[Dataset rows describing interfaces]
--- START ---

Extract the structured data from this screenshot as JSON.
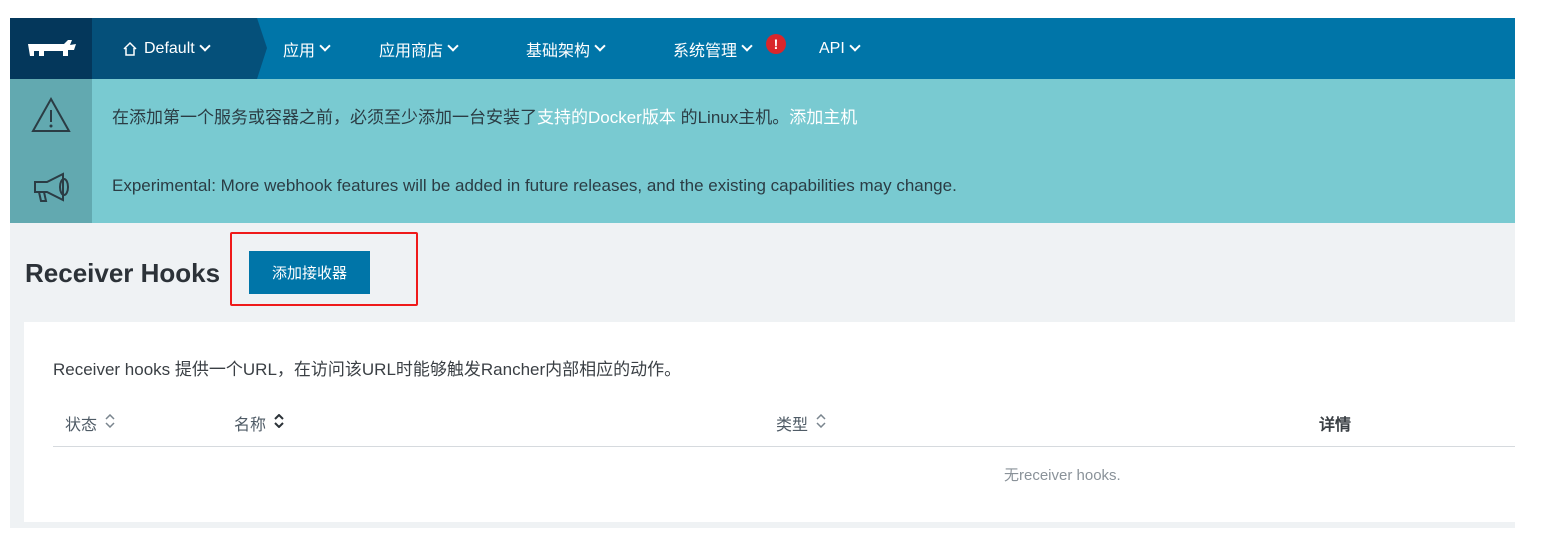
{
  "nav": {
    "logo_icon": "rancher-logo-icon",
    "environment": {
      "icon": "home-icon",
      "label": "Default"
    },
    "items": [
      {
        "label": "应用"
      },
      {
        "label": "应用商店"
      },
      {
        "label": "基础架构"
      },
      {
        "label": "系统管理",
        "alert": "!"
      },
      {
        "label": "API"
      }
    ]
  },
  "banners": {
    "warning": {
      "icon": "warning-icon",
      "text_before": "在添加第一个服务或容器之前，必须至少添加一台安装了",
      "link_docker": "支持的Docker版本",
      "text_after": " 的Linux主机。",
      "link_add_host": "添加主机"
    },
    "experimental": {
      "icon": "megaphone-icon",
      "text": "Experimental: More webhook features will be added in future releases, and the existing capabilities may change."
    }
  },
  "page": {
    "title": "Receiver Hooks",
    "add_button": "添加接收器"
  },
  "content": {
    "description": "Receiver hooks 提供一个URL，在访问该URL时能够触发Rancher内部相应的动作。",
    "columns": [
      {
        "label": "状态",
        "sortable": true
      },
      {
        "label": "名称",
        "sortable": true
      },
      {
        "label": "类型",
        "sortable": true
      },
      {
        "label": "详情",
        "sortable": false
      }
    ],
    "empty_message": "无receiver hooks."
  },
  "colors": {
    "nav_bg": "#0075a8",
    "nav_dark": "#04375b",
    "banner_bg": "#79cad1",
    "highlight": "#ef1a1a"
  }
}
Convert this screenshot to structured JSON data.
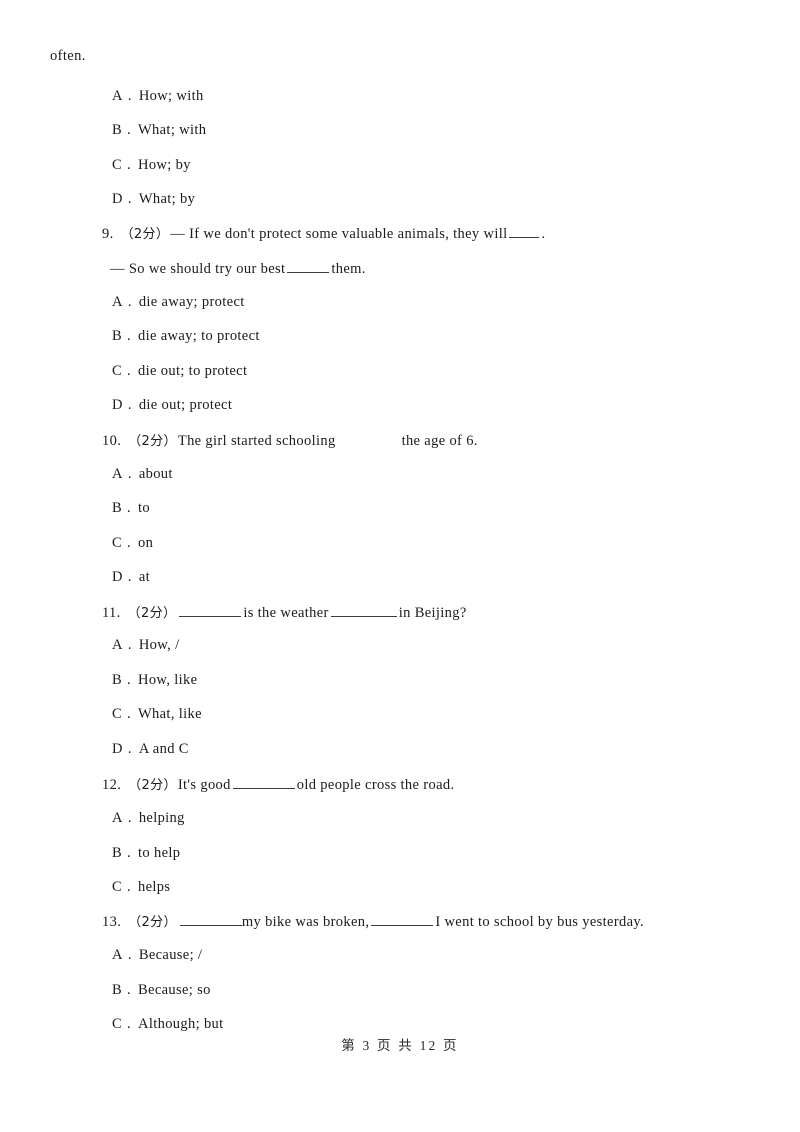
{
  "document": {
    "continued_text": "often.",
    "footer": "第 3 页 共 12 页"
  },
  "questions": [
    {
      "number": "",
      "marks": "",
      "stem_parts": [],
      "options": [
        {
          "letter": "A",
          "dot": ".",
          "text": "How; with"
        },
        {
          "letter": "B",
          "dot": ".",
          "text": "What; with"
        },
        {
          "letter": "C",
          "dot": ".",
          "text": "How; by"
        },
        {
          "letter": "D",
          "dot": ".",
          "text": "What; by"
        }
      ]
    },
    {
      "number": "9.",
      "marks": "（2分）",
      "stem": "— If we don't protect some valuable animals, they will ____ .",
      "stem_a": "— If we don't protect some valuable animals, they will",
      "stem_a_tail": ".",
      "stem_b_prefix": "— So we should try our best",
      "stem_b_suffix": "them.",
      "options": [
        {
          "letter": "A",
          "dot": ".",
          "text": "die away; protect"
        },
        {
          "letter": "B",
          "dot": ".",
          "text": "die away; to protect"
        },
        {
          "letter": "C",
          "dot": ".",
          "text": "die out; to protect"
        },
        {
          "letter": "D",
          "dot": ".",
          "text": "die out; protect"
        }
      ]
    },
    {
      "number": "10.",
      "marks": "（2分）",
      "stem_prefix": "The girl started schooling",
      "stem_suffix": "the age of 6.",
      "options": [
        {
          "letter": "A",
          "dot": ".",
          "text": "about"
        },
        {
          "letter": "B",
          "dot": ".",
          "text": "to"
        },
        {
          "letter": "C",
          "dot": ".",
          "text": "on"
        },
        {
          "letter": "D",
          "dot": ".",
          "text": "at"
        }
      ]
    },
    {
      "number": "11.",
      "marks": "（2分）",
      "stem_mid": "is the weather",
      "stem_end": "in Beijing?",
      "options": [
        {
          "letter": "A",
          "dot": ".",
          "text": "How, /"
        },
        {
          "letter": "B",
          "dot": ".",
          "text": "How, like"
        },
        {
          "letter": "C",
          "dot": ".",
          "text": "What, like"
        },
        {
          "letter": "D",
          "dot": ".",
          "text": "A and C"
        }
      ]
    },
    {
      "number": "12.",
      "marks": "（2分）",
      "stem_prefix": "It's good",
      "stem_suffix": "old people cross the road.",
      "options": [
        {
          "letter": "A",
          "dot": ".",
          "text": "helping"
        },
        {
          "letter": "B",
          "dot": ".",
          "text": "to help"
        },
        {
          "letter": "C",
          "dot": ".",
          "text": "helps"
        }
      ]
    },
    {
      "number": "13.",
      "marks": "（2分）",
      "stem_mid": "my bike was broken,",
      "stem_end": "I went to school by bus yesterday.",
      "options": [
        {
          "letter": "A",
          "dot": ".",
          "text": "Because; /"
        },
        {
          "letter": "B",
          "dot": ".",
          "text": "Because; so"
        },
        {
          "letter": "C",
          "dot": ".",
          "text": "Although; but"
        }
      ]
    }
  ]
}
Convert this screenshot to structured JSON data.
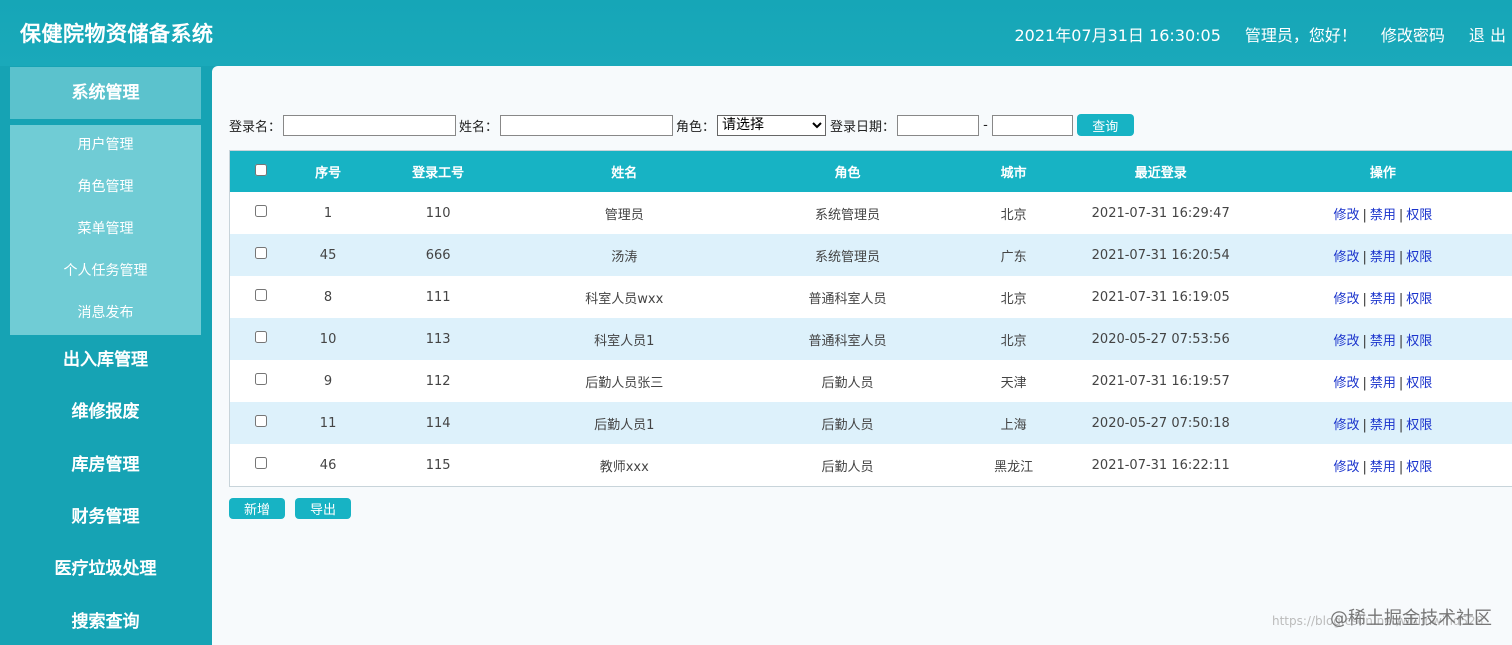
{
  "header": {
    "title": "保健院物资储备系统",
    "datetime": "2021年07月31日 16:30:05",
    "greeting": "管理员，您好！",
    "change_password": "修改密码",
    "logout": "退 出"
  },
  "sidebar": {
    "system_mgmt": "系统管理",
    "sub_items": [
      "用户管理",
      "角色管理",
      "菜单管理",
      "个人任务管理",
      "消息发布"
    ],
    "menus": [
      "出入库管理",
      "维修报废",
      "库房管理",
      "财务管理",
      "医疗垃圾处理",
      "搜索查询"
    ]
  },
  "filter": {
    "login_name_label": "登录名：",
    "name_label": "姓名：",
    "role_label": "角色：",
    "role_selected": "请选择",
    "date_label": "登录日期：",
    "date_sep": "-",
    "query_button": "查询"
  },
  "table": {
    "headers": [
      "序号",
      "登录工号",
      "姓名",
      "角色",
      "城市",
      "最近登录",
      "操作"
    ],
    "rows": [
      {
        "no": "1",
        "login_id": "110",
        "name": "管理员",
        "role": "系统管理员",
        "city": "北京",
        "last_login": "2021-07-31 16:29:47"
      },
      {
        "no": "45",
        "login_id": "666",
        "name": "汤涛",
        "role": "系统管理员",
        "city": "广东",
        "last_login": "2021-07-31 16:20:54"
      },
      {
        "no": "8",
        "login_id": "111",
        "name": "科室人员wxx",
        "role": "普通科室人员",
        "city": "北京",
        "last_login": "2021-07-31 16:19:05"
      },
      {
        "no": "10",
        "login_id": "113",
        "name": "科室人员1",
        "role": "普通科室人员",
        "city": "北京",
        "last_login": "2020-05-27 07:53:56"
      },
      {
        "no": "9",
        "login_id": "112",
        "name": "后勤人员张三",
        "role": "后勤人员",
        "city": "天津",
        "last_login": "2021-07-31 16:19:57"
      },
      {
        "no": "11",
        "login_id": "114",
        "name": "后勤人员1",
        "role": "后勤人员",
        "city": "上海",
        "last_login": "2020-05-27 07:50:18"
      },
      {
        "no": "46",
        "login_id": "115",
        "name": "教师xxx",
        "role": "后勤人员",
        "city": "黑龙江",
        "last_login": "2021-07-31 16:22:11"
      }
    ],
    "ops": {
      "edit": "修改",
      "disable": "禁用",
      "perm": "权限",
      "sep": "|"
    }
  },
  "actions": {
    "add": "新增",
    "export": "导出"
  },
  "watermark": {
    "url": "https://blog.csdn.net/whlinwind528",
    "community": "@稀土掘金技术社区"
  },
  "colors": {
    "primary": "#17b3c4",
    "header": "#16a6b7",
    "alt_row": "#ddf1fb",
    "link": "#1a33cc"
  }
}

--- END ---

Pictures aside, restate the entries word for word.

Extract the structured data from this screenshot as JSON.
{
  "nav": {
    "logo_icon": "rancher-logo-icon",
    "environment": {
      "icon": "home-icon",
      "label": "Default"
    },
    "items": [
      {
        "label": "应用"
      },
      {
        "label": "应用商店"
      },
      {
        "label": "基础架构"
      },
      {
        "label": "系统管理",
        "alert": "!"
      },
      {
        "label": "API"
      }
    ]
  },
  "banners": {
    "warning": {
      "icon": "warning-icon",
      "text_before": "在添加第一个服务或容器之前，必须至少添加一台安装了",
      "link_docker": "支持的Docker版本",
      "text_after": " 的Linux主机。",
      "link_add_host": "添加主机"
    },
    "experimental": {
      "icon": "megaphone-icon",
      "text": "Experimental: More webhook features will be added in future releases, and the existing capabilities may change."
    }
  },
  "page": {
    "title": "Receiver Hooks",
    "add_button": "添加接收器"
  },
  "content": {
    "description": "Receiver hooks 提供一个URL，在访问该URL时能够触发Rancher内部相应的动作。",
    "columns": [
      {
        "label": "状态",
        "sortable": true
      },
      {
        "label": "名称",
        "sortable": true
      },
      {
        "label": "类型",
        "sortable": true
      },
      {
        "label": "详情",
        "sortable": false
      }
    ],
    "empty_message": "无receiver hooks."
  },
  "colors": {
    "nav_bg": "#0075a8",
    "nav_dark": "#04375b",
    "banner_bg": "#79cad1",
    "highlight": "#ef1a1a"
  }
}
Convert this screenshot to structured JSON data.
{
  "document": {
    "continued_text": "often.",
    "footer": "第 3 页 共 12 页"
  },
  "questions": [
    {
      "number": "",
      "marks": "",
      "stem_parts": [],
      "options": [
        {
          "letter": "A",
          "dot": ".",
          "text": "How; with"
        },
        {
          "letter": "B",
          "dot": ".",
          "text": "What; with"
        },
        {
          "letter": "C",
          "dot": ".",
          "text": "How; by"
        },
        {
          "letter": "D",
          "dot": ".",
          "text": "What; by"
        }
      ]
    },
    {
      "number": "9.",
      "marks": "（2分）",
      "stem": "— If we don't protect some valuable animals, they will ____ .",
      "stem_a": "— If we don't protect some valuable animals, they will",
      "stem_a_tail": ".",
      "stem_b_prefix": "— So we should try our best",
      "stem_b_suffix": "them.",
      "options": [
        {
          "letter": "A",
          "dot": ".",
          "text": "die away; protect"
        },
        {
          "letter": "B",
          "dot": ".",
          "text": "die away; to protect"
        },
        {
          "letter": "C",
          "dot": ".",
          "text": "die out; to protect"
        },
        {
          "letter": "D",
          "dot": ".",
          "text": "die out; protect"
        }
      ]
    },
    {
      "number": "10.",
      "marks": "（2分）",
      "stem_prefix": "The girl started schooling",
      "stem_suffix": "the age of 6.",
      "options": [
        {
          "letter": "A",
          "dot": ".",
          "text": "about"
        },
        {
          "letter": "B",
          "dot": ".",
          "text": "to"
        },
        {
          "letter": "C",
          "dot": ".",
          "text": "on"
        },
        {
          "letter": "D",
          "dot": ".",
          "text": "at"
        }
      ]
    },
    {
      "number": "11.",
      "marks": "（2分）",
      "stem_mid": "is the weather",
      "stem_end": "in Beijing?",
      "options": [
        {
          "letter": "A",
          "dot": ".",
          "text": "How, /"
        },
        {
          "letter": "B",
          "dot": ".",
          "text": "How, like"
        },
        {
          "letter": "C",
          "dot": ".",
          "text": "What, like"
        },
        {
          "letter": "D",
          "dot": ".",
          "text": "A and C"
        }
      ]
    },
    {
      "number": "12.",
      "marks": "（2分）",
      "stem_prefix": "It's good",
      "stem_suffix": "old people cross the road.",
      "options": [
        {
          "letter": "A",
          "dot": ".",
          "text": "helping"
        },
        {
          "letter": "B",
          "dot": ".",
          "text": "to help"
        },
        {
          "letter": "C",
          "dot": ".",
          "text": "helps"
        }
      ]
    },
    {
      "number": "13.",
      "marks": "（2分）",
      "stem_mid": "my bike was broken,",
      "stem_end": "I went to school by bus yesterday.",
      "options": [
        {
          "letter": "A",
          "dot": ".",
          "text": "Because; /"
        },
        {
          "letter": "B",
          "dot": ".",
          "text": "Because; so"
        },
        {
          "letter": "C",
          "dot": ".",
          "text": "Although; but"
        }
      ]
    }
  ]
}
Convert this screenshot to structured JSON data.
{
  "header": {
    "title": "保健院物资储备系统",
    "datetime": "2021年07月31日 16:30:05",
    "greeting": "管理员，您好！",
    "change_password": "修改密码",
    "logout": "退 出"
  },
  "sidebar": {
    "system_mgmt": "系统管理",
    "sub_items": [
      "用户管理",
      "角色管理",
      "菜单管理",
      "个人任务管理",
      "消息发布"
    ],
    "menus": [
      "出入库管理",
      "维修报废",
      "库房管理",
      "财务管理",
      "医疗垃圾处理",
      "搜索查询"
    ]
  },
  "filter": {
    "login_name_label": "登录名：",
    "name_label": "姓名：",
    "role_label": "角色：",
    "role_selected": "请选择",
    "date_label": "登录日期：",
    "date_sep": "-",
    "query_button": "查询"
  },
  "table": {
    "headers": [
      "序号",
      "登录工号",
      "姓名",
      "角色",
      "城市",
      "最近登录",
      "操作"
    ],
    "rows": [
      {
        "no": "1",
        "login_id": "110",
        "name": "管理员",
        "role": "系统管理员",
        "city": "北京",
        "last_login": "2021-07-31 16:29:47"
      },
      {
        "no": "45",
        "login_id": "666",
        "name": "汤涛",
        "role": "系统管理员",
        "city": "广东",
        "last_login": "2021-07-31 16:20:54"
      },
      {
        "no": "8",
        "login_id": "111",
        "name": "科室人员wxx",
        "role": "普通科室人员",
        "city": "北京",
        "last_login": "2021-07-31 16:19:05"
      },
      {
        "no": "10",
        "login_id": "113",
        "name": "科室人员1",
        "role": "普通科室人员",
        "city": "北京",
        "last_login": "2020-05-27 07:53:56"
      },
      {
        "no": "9",
        "login_id": "112",
        "name": "后勤人员张三",
        "role": "后勤人员",
        "city": "天津",
        "last_login": "2021-07-31 16:19:57"
      },
      {
        "no": "11",
        "login_id": "114",
        "name": "后勤人员1",
        "role": "后勤人员",
        "city": "上海",
        "last_login": "2020-05-27 07:50:18"
      },
      {
        "no": "46",
        "login_id": "115",
        "name": "教师xxx",
        "role": "后勤人员",
        "city": "黑龙江",
        "last_login": "2021-07-31 16:22:11"
      }
    ],
    "ops": {
      "edit": "修改",
      "disable": "禁用",
      "perm": "权限",
      "sep": "|"
    }
  },
  "actions": {
    "add": "新增",
    "export": "导出"
  },
  "watermark": {
    "url": "https://blog.csdn.net/whlinwind528",
    "community": "@稀土掘金技术社区"
  },
  "colors": {
    "primary": "#17b3c4",
    "header": "#16a6b7",
    "alt_row": "#ddf1fb",
    "link": "#1a33cc"
  }
}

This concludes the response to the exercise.